Viva Django – French title
Ein Fressen für Django – German title
Oi apokliroi – Greek title
W Django! – Italian title
A Vingança de Django – Portuguese title
Barro en los ojos – Spanish title
Mi nombre es Django! – Spanish title
Djangos ljuva hämnd – Swedish title
Viva! Django – English title
A Man Called Django! – English title

A 1971 Italian production [14 Luglio Cinematografica (Rome)]
Producer: Pino De Martino
Director: Edward G. Muller (Edoardo Mulargia)
Story: Nino Stressa (Sigfrido Tomba)
Screenplay: Nino Stressa (Sigfrido Tomba)
Cinematography: Marcello Massiochi [Eastmancolor, Telecolor]
Music: Piero Umiliano (Romano Ferrera)
Running time: 95 minutes

Django – Anthony Steffen (Antonio de Teffe)
Jeff – Stelio Candelli
Carranza – Glauco Onorato
Captain Gomez – Cris Avram (Cristea Avram)
Paco – Donato Castellaneta
Doug – Amerigo Leoni (Amerigo Castrighella)
Lola – Esmeralda Barros (Esmerlinda Barros)
Inez – Simone Blondell (Simonetta Vitelli)
Sheriff – Furio Meniconi
Ibanez – Benito Steffanelli
Thompson – Riccardo Pizzuti
Sam – Remo Capitani (Renato Capitani)
Caranza henchman – Franco Daddi (Francesco Daddi)
Jeff’s henchmen – Giovanni Cianfriglia, Gilberto Galimberti
Thompson henchman – Nazzareno Natale
Maurice – Alessandro Perella
Townsmen – Fortunato Arena
Dajngo’s wife – Ida Galli
With: Paolo Figlia, Lorenzo Piani, Attilio Severini, Pinuccio Ardia (Rodolfo Ardia)

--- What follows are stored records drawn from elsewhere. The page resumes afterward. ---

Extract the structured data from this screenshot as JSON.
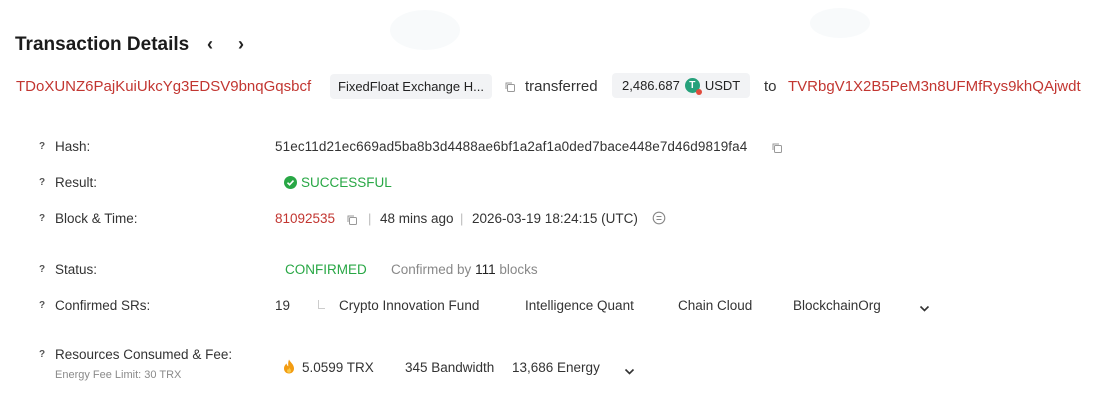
{
  "header": {
    "title": "Transaction Details",
    "prev_glyph": "‹",
    "next_glyph": "›"
  },
  "summary": {
    "from_address": "TDoXUNZ6PajKuiUkcYg3EDSV9bnqGqsbcf",
    "from_tag": "FixedFloat Exchange H...",
    "action": "transferred",
    "amount": "2,486.687",
    "token_symbol": "USDT",
    "to_word": "to",
    "to_address": "TVRbgV1X2B5PeM3n8UFMfRys9khQAjwdt"
  },
  "details": {
    "hash_label": "Hash:",
    "hash_value": "51ec11d21ec669ad5ba8b3d4488ae6bf1a2af1a0ded7bace448e7d46d9819fa4",
    "result_label": "Result:",
    "result_value": "SUCCESSFUL",
    "block_label": "Block & Time:",
    "block_number": "81092535",
    "age": "48 mins ago",
    "timestamp": "2026-03-19 18:24:15 (UTC)",
    "status_label": "Status:",
    "status_value": "CONFIRMED",
    "confirmed_prefix": "Confirmed by",
    "confirmed_count": "111",
    "confirmed_suffix": "blocks",
    "srs_label": "Confirmed SRs:",
    "srs_count": "19",
    "srs": [
      "Crypto Innovation Fund",
      "Intelligence Quant",
      "Chain Cloud",
      "BlockchainOrg"
    ],
    "resources_label": "Resources Consumed & Fee:",
    "energy_fee_limit": "Energy Fee Limit: 30 TRX",
    "fee_trx": "5.0599 TRX",
    "bandwidth": "345 Bandwidth",
    "energy": "13,686 Energy"
  },
  "colors": {
    "address": "#c23631",
    "success": "#28a745",
    "tether": "#26a17b"
  },
  "icons": {
    "help": "question-icon",
    "copy": "copy-icon",
    "success": "check-circle-icon",
    "fee": "flame-icon",
    "token": "tether-icon",
    "expand": "chevron-down-icon",
    "clock": "clock-icon"
  }
}
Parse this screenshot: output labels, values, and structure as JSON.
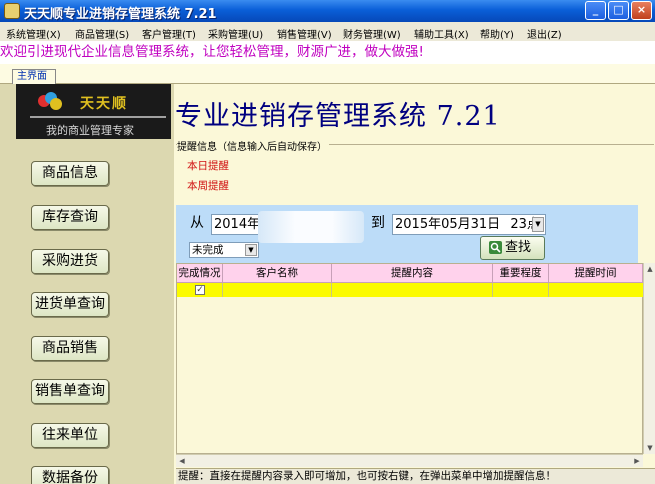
{
  "window": {
    "title": "天天顺专业进销存管理系统 7.21",
    "buttons": {
      "minimize": "_",
      "maximize": "□",
      "close": "×"
    }
  },
  "menu": [
    "系统管理(X)",
    "商品管理(S)",
    "客户管理(T)",
    "采购管理(U)",
    "销售管理(V)",
    "财务管理(W)",
    "辅助工具(X)",
    "帮助(Y)",
    "退出(Z)"
  ],
  "marquee_text": "欢迎引进现代企业信息管理系统，让您轻松管理，财源广进，做大做强!",
  "tab": {
    "label": "主界面"
  },
  "logo": {
    "title": "天天顺",
    "slogan": "我的商业管理专家"
  },
  "sidebar": {
    "items": [
      "商品信息",
      "库存查询",
      "采购进货",
      "进货单查询",
      "商品销售",
      "销售单查询",
      "往来单位",
      "数据备份"
    ]
  },
  "header": {
    "title": "专业进销存管理系统 7.21"
  },
  "reminder": {
    "legend": "提醒信息（信息输入后自动保存）",
    "today": "本日提醒",
    "week": "本周提醒"
  },
  "filter": {
    "from_label": "从",
    "to_label": "到",
    "from_value": "2014年",
    "to_value": "2015年05月31日",
    "to_hour": "23点",
    "status_value": "未完成",
    "search_label": "查找"
  },
  "grid": {
    "columns": [
      "完成情况",
      "客户名称",
      "提醒内容",
      "重要程度",
      "提醒时间"
    ],
    "rows": [
      {
        "done": "✓",
        "customer": "",
        "content": "",
        "importance": "",
        "time": ""
      }
    ]
  },
  "statusbar": {
    "text": "提醒：直接在提醒内容录入即可增加，也可按右键，在弹出菜单中增加提醒信息！"
  },
  "colors": {
    "title_blue": "#0a5fd8",
    "marquee_magenta": "#c000c0",
    "reminder_red": "#d01010",
    "row_yellow": "#fbfb00",
    "header_pink": "#ffd2ec",
    "filter_blue": "#bcdcf8"
  },
  "icons": {
    "app": "app-icon",
    "search": "search-icon",
    "check": "check-icon"
  }
}
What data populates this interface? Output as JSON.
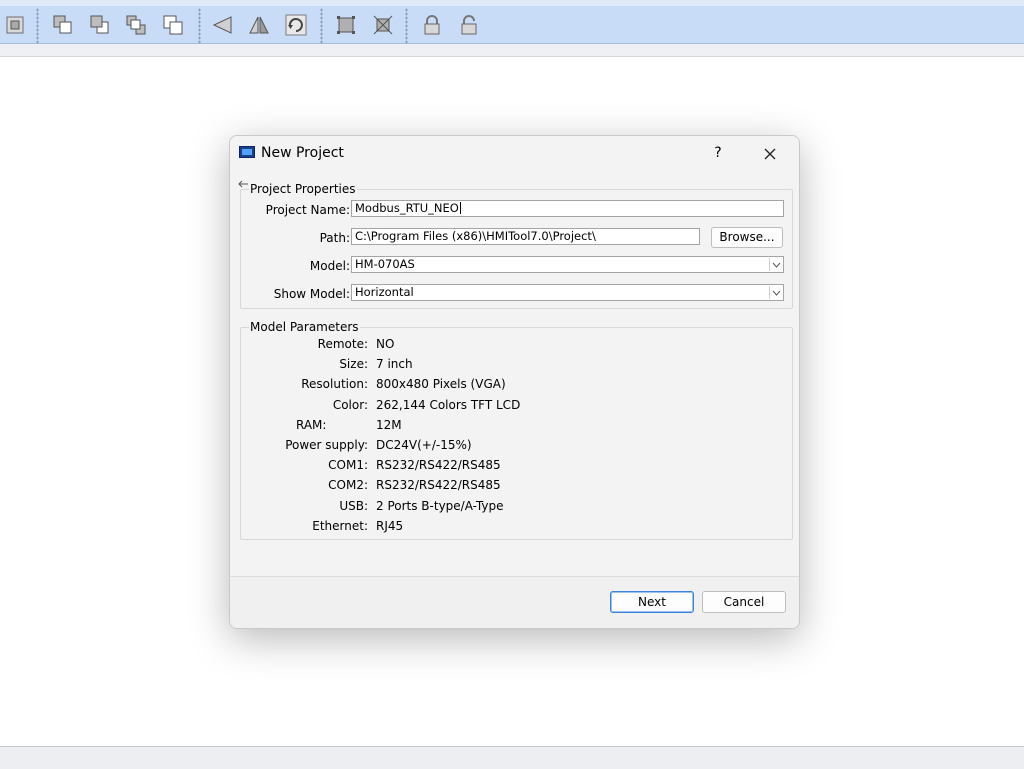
{
  "dialog": {
    "title": "New Project",
    "help_label": "?",
    "properties_group": {
      "label": "Project Properties",
      "project_name_label": "Project Name:",
      "project_name_value": "Modbus_RTU_NEO",
      "path_label": "Path:",
      "path_value": "C:\\Program Files (x86)\\HMITool7.0\\Project\\",
      "browse_label": "Browse...",
      "model_label": "Model:",
      "model_value": "HM-070AS",
      "show_model_label": "Show Model:",
      "show_model_value": "Horizontal"
    },
    "parameters_group": {
      "label": "Model Parameters",
      "items": [
        {
          "label": "Remote:",
          "value": "NO"
        },
        {
          "label": "Size:",
          "value": "7 inch"
        },
        {
          "label": "Resolution:",
          "value": "800x480 Pixels (VGA)"
        },
        {
          "label": "Color:",
          "value": "262,144 Colors TFT LCD"
        },
        {
          "label": "RAM:",
          "value": "12M"
        },
        {
          "label": "Power supply:",
          "value": "DC24V(+/-15%)"
        },
        {
          "label": "COM1:",
          "value": "RS232/RS422/RS485"
        },
        {
          "label": "COM2:",
          "value": "RS232/RS422/RS485"
        },
        {
          "label": "USB:",
          "value": "2 Ports B-type/A-Type"
        },
        {
          "label": "Ethernet:",
          "value": "RJ45"
        }
      ]
    },
    "next_label": "Next",
    "cancel_label": "Cancel"
  },
  "toolbar": {
    "icons": [
      "object-icon",
      "bring-front-icon",
      "send-back-icon",
      "bring-forward-icon",
      "send-backward-icon",
      "flip-horizontal-icon",
      "flip-vertical-icon",
      "rotate-icon",
      "group-icon",
      "ungroup-icon",
      "lock-icon",
      "unlock-icon"
    ]
  },
  "colors": {
    "toolbar_bg": "#c9dcf7",
    "primary_button_border": "#3a83d9"
  }
}
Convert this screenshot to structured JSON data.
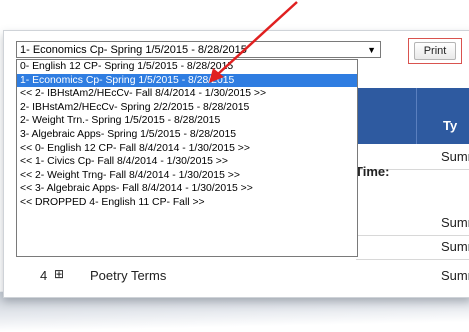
{
  "select": {
    "value": "1- Economics Cp- Spring 1/5/2015 - 8/28/2015",
    "options": [
      "0- English 12 CP- Spring 1/5/2015 - 8/28/2015",
      "1- Economics Cp- Spring 1/5/2015 - 8/28/2015",
      "<< 2- IBHstAm2/HEcCv- Fall 8/4/2014 - 1/30/2015 >>",
      "2- IBHstAm2/HEcCv- Spring 2/2/2015 - 8/28/2015",
      "2- Weight Trn.- Spring 1/5/2015 - 8/28/2015",
      "3- Algebraic Apps- Spring 1/5/2015 - 8/28/2015",
      "<< 0- English 12 CP- Fall 8/4/2014 - 1/30/2015 >>",
      "<< 1- Civics Cp- Fall 8/4/2014 - 1/30/2015 >>",
      "<< 2- Weight Trng- Fall 8/4/2014 - 1/30/2015 >>",
      "<< 3- Algebraic Apps- Fall 8/4/2014 - 1/30/2015 >>",
      "<< DROPPED 4- English 11 CP- Fall >>"
    ],
    "selected_index": 1
  },
  "toolbar": {
    "print_label": "Print"
  },
  "table": {
    "header_partial": "Ty",
    "summary_cells": [
      "Sumr",
      "Sumr",
      "Sumr",
      "Sumr"
    ],
    "time_label": "Time:",
    "last_row": {
      "number": "4",
      "expand_symbol": "⊞",
      "title": "Poetry Terms",
      "type": "Sumr"
    }
  },
  "colors": {
    "highlight": "#2f7de1",
    "header_blue": "#2e5aa0",
    "arrow_red": "#e02020",
    "print_border": "#d9534f"
  }
}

After a gang of notorious outlaws rape and kill Django’s wife, he sets out on their trail. Along the way, he rescues a loud mouth horse thief named Carranza from an impromptu hanging. He discovers the man know the identity of perpetrators of those who murder of his wife. The men team up and head west for revenge against the 4 Leaf Clover Gang.